**TASK ITEM**: Retype every record below exactly as it is written.

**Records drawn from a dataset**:
-.-.-

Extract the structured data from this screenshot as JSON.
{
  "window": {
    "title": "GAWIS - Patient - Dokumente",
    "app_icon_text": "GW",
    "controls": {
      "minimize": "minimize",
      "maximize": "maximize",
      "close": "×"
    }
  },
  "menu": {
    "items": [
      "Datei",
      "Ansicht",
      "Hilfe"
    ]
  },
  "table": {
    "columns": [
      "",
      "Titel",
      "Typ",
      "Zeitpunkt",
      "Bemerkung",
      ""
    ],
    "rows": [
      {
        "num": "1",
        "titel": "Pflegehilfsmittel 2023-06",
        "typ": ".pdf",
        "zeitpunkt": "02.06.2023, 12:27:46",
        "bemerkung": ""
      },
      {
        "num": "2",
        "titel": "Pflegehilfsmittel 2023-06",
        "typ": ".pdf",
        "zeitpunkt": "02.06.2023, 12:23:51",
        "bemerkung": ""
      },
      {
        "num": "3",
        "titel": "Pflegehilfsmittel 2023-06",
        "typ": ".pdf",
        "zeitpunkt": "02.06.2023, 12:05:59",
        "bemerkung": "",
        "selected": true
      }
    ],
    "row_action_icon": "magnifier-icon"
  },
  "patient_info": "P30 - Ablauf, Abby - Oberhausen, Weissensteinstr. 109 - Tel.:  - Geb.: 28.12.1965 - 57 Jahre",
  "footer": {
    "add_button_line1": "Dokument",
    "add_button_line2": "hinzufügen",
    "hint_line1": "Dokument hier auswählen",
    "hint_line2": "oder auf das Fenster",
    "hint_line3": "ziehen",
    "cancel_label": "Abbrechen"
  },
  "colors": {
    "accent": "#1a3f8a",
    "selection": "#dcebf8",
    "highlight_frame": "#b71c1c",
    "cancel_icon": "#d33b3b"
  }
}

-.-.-

**SOLUTION TO THE PROBLEM**:
Extract the structured data from this screenshot as JSON.
{
  "window": {
    "title": "GAWIS - Patient - Dokumente",
    "app_icon_text": "GW",
    "controls": {
      "minimize": "minimize",
      "maximize": "maximize",
      "close": "×"
    }
  },
  "menu": {
    "items": [
      "Datei",
      "Ansicht",
      "Hilfe"
    ]
  },
  "table": {
    "columns": [
      "",
      "Titel",
      "Typ",
      "Zeitpunkt",
      "Bemerkung",
      ""
    ],
    "rows": [
      {
        "num": "1",
        "titel": "Pflegehilfsmittel 2023-06",
        "typ": ".pdf",
        "zeitpunkt": "02.06.2023, 12:27:46",
        "bemerkung": ""
      },
      {
        "num": "2",
        "titel": "Pflegehilfsmittel 2023-06",
        "typ": ".pdf",
        "zeitpunkt": "02.06.2023, 12:23:51",
        "bemerkung": ""
      },
      {
        "num": "3",
        "titel": "Pflegehilfsmittel 2023-06",
        "typ": ".pdf",
        "zeitpunkt": "02.06.2023, 12:05:59",
        "bemerkung": "",
        "selected": true
      }
    ],
    "row_action_icon": "magnifier-icon"
  },
  "patient_info": "P30 - Ablauf, Abby - Oberhausen, Weissensteinstr. 109 - Tel.:  - Geb.: 28.12.1965 - 57 Jahre",
  "footer": {
    "add_button_line1": "Dokument",
    "add_button_line2": "hinzufügen",
    "hint_line1": "Dokument hier auswählen",
    "hint_line2": "oder auf das Fenster",
    "hint_line3": "ziehen",
    "cancel_label": "Abbrechen"
  },
  "colors": {
    "accent": "#1a3f8a",
    "selection": "#dcebf8",
    "highlight_frame": "#b71c1c",
    "cancel_icon": "#d33b3b"
  }
}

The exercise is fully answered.